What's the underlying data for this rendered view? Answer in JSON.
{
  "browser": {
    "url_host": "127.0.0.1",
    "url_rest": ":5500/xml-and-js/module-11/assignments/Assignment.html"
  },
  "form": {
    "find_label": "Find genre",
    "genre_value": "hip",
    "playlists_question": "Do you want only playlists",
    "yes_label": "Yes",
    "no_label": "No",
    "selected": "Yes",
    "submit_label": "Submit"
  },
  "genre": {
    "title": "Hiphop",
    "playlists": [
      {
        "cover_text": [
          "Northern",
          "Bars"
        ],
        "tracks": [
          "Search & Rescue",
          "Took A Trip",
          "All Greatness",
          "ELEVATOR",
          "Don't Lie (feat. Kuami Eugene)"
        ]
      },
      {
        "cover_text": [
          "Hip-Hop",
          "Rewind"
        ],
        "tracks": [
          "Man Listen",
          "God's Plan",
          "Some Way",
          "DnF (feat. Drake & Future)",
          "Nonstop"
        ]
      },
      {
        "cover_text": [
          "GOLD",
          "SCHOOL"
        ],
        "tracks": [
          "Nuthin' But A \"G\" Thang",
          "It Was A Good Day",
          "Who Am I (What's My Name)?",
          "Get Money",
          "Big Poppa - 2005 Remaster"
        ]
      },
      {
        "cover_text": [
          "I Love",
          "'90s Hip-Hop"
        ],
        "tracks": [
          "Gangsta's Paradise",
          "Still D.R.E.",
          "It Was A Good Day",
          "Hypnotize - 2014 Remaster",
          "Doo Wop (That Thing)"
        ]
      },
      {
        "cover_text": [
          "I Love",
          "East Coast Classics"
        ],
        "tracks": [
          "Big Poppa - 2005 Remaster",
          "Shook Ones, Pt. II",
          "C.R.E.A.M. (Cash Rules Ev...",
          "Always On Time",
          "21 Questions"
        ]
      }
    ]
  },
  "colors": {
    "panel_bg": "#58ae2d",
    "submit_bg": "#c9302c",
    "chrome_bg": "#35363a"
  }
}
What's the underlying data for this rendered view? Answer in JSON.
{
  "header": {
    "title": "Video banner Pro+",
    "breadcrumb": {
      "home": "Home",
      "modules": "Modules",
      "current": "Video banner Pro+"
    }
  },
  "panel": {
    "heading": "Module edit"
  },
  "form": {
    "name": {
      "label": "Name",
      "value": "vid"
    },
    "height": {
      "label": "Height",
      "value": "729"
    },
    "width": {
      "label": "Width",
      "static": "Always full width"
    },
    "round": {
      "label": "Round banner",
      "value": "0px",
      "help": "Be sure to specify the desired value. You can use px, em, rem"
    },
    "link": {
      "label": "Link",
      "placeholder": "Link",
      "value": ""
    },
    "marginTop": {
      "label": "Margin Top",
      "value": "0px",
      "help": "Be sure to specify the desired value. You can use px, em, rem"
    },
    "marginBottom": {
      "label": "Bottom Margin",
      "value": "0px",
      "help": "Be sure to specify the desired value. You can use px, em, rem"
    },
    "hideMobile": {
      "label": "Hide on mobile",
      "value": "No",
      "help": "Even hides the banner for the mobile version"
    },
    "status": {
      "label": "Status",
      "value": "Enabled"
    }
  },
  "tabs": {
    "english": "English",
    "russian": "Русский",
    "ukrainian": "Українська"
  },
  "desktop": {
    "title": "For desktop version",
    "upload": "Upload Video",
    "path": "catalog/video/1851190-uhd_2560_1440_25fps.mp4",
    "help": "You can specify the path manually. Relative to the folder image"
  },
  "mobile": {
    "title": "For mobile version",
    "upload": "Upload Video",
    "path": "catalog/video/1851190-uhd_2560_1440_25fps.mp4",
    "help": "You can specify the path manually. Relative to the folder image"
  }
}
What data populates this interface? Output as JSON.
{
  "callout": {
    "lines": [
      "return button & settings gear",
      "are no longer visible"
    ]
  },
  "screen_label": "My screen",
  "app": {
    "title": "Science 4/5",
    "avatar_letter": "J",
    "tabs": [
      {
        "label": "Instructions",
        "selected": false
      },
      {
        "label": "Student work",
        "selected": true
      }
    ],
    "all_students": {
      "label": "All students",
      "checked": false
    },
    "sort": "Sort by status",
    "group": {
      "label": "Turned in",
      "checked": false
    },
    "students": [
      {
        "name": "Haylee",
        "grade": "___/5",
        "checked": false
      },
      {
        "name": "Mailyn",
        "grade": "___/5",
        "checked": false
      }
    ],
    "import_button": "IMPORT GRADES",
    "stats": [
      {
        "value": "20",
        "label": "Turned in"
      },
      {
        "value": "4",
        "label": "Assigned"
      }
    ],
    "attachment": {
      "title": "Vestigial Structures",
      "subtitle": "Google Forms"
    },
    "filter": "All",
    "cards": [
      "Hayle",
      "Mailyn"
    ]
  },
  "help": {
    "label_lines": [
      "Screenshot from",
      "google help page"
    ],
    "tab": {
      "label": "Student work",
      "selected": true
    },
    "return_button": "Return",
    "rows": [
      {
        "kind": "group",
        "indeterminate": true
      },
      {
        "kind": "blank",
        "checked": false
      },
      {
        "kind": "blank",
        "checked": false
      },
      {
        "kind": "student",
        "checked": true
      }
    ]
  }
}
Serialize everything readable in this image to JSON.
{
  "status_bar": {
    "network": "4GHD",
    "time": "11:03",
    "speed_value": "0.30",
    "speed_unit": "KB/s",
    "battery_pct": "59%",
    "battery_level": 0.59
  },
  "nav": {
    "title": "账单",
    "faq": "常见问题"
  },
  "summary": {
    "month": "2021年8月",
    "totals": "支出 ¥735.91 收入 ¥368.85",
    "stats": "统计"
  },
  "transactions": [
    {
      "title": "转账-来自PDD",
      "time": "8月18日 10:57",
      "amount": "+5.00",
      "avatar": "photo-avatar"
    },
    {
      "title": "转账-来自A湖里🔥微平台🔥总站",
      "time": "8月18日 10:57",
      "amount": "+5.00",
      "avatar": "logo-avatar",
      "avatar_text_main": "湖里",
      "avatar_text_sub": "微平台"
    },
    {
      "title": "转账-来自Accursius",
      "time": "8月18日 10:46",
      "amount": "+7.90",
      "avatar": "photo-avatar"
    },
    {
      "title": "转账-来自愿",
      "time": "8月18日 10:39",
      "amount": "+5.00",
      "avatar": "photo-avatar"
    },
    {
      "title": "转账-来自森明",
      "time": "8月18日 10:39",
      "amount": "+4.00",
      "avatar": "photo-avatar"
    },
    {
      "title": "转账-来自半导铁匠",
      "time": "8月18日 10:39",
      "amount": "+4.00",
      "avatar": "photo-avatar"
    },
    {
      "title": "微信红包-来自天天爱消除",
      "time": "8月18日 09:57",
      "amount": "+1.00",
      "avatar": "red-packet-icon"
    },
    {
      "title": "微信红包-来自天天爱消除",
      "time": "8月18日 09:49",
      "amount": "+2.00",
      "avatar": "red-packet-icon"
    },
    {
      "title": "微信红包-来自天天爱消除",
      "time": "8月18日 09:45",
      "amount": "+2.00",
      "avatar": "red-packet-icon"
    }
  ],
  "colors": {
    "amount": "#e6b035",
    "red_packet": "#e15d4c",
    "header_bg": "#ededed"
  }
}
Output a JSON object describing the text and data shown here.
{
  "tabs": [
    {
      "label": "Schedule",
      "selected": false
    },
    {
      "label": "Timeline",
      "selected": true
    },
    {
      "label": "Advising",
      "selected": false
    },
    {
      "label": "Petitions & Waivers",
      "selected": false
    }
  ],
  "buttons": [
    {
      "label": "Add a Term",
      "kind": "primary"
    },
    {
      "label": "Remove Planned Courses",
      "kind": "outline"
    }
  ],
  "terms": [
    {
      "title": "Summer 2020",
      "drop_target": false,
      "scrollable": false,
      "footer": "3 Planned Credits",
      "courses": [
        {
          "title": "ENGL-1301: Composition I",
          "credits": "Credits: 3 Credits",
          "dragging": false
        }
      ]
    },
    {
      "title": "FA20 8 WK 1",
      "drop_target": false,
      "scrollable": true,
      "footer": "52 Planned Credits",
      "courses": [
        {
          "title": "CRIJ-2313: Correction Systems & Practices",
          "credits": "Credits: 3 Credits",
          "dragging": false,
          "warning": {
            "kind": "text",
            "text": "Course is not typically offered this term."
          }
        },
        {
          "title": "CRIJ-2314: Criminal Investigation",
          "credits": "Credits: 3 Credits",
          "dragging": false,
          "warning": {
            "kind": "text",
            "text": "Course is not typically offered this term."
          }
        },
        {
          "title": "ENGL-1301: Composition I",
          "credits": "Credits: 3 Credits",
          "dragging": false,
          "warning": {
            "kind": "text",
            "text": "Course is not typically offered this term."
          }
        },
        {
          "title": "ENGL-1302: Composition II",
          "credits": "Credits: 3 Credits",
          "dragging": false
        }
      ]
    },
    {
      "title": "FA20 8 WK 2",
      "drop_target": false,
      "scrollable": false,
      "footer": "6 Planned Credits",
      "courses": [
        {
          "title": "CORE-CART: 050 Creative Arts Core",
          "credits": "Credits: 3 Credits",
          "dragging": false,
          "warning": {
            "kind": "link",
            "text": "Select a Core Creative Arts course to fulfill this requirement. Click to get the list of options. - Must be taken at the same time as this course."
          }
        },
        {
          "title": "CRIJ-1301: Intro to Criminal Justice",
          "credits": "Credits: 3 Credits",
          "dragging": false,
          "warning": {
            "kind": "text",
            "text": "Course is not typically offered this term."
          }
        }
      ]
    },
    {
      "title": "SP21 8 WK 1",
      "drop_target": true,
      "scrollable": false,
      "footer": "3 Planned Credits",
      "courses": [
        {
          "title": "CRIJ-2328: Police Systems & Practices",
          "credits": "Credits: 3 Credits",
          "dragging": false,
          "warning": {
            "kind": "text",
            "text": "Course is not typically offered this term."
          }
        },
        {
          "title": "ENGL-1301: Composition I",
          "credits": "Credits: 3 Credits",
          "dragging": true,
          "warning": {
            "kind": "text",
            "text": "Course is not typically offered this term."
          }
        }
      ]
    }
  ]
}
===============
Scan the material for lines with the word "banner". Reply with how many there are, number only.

4